15. All Scottish contracting authorities must use the ESPD form from 18 April 2016, the date of entry into force of the Public Contract (Scotland) Regulations 2015. The requirement to publish the ESPD exclusively in an electronic format, however, has been postponed until 2018.
16. In summary, contracting authorities:
- must issue and accept the ESPD as part of the initial selection process
- must request a separate ESPD from other entities upon whose capability and capacity the main bidder relies in order to meet the selection criteria, and must require a contractor to replace such an entity if it does not meet a relevant selection criterion, or if it falls foul of any of the mandatory grounds for exclusion (authorities may also require the entity to be replaced if it falls foul of any of the discretionary grounds for exclusion)

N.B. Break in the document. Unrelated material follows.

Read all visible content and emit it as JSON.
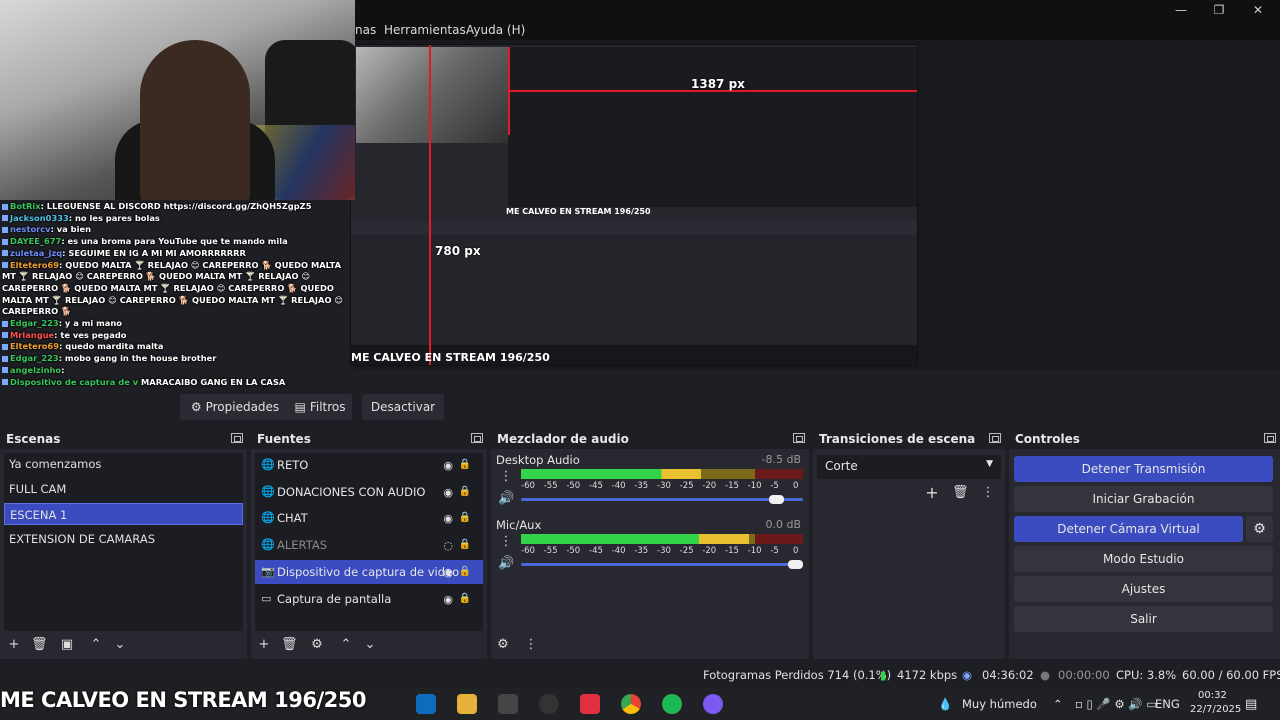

- may request a separate ESPD from sub-contractors (other than those on whose capability and capacity the main bidder relies in order to meet the selection criteria). In such a case, contracting authorities must require the replacement of a sub-contractor which falls foul of any of the mandatory grounds for exclusion, and may require the replacement of a sub-contractor which falls foul of any of the discretionary grounds for exclusion
- must request a separate ESPD from each member of a consortium, to ensure all members meet the relevant selection criteria and comply with exclusion grounds
- must ask the successful bidder for the relevant evidence and certificates prior to awarding the contract (except in respect of call-off contracts from framework agreements). or before the ITT stage of the restricted procedure as part of their due diligence process
- may ask for evidence and certificates at any stage of the process if they consider it necessary to ensure the proper conduct of the process
17. Further advice on updates to the procurement tools and systems provided by the Scottish Government and practical guidance will follow as soon as possible.
18. Please bring this SPPN to the attention of all relevant staff within your field of responsibility to whom it may be of interest.
19. Any enquiries in relation to this guidance should be addressed to Scottish Procurement: Scottishprocurement@gov.scot
Any enquiries relating to this SPPN should be addressed to Scottish Procurement:
The Scottish Government
5 Atlantic Quay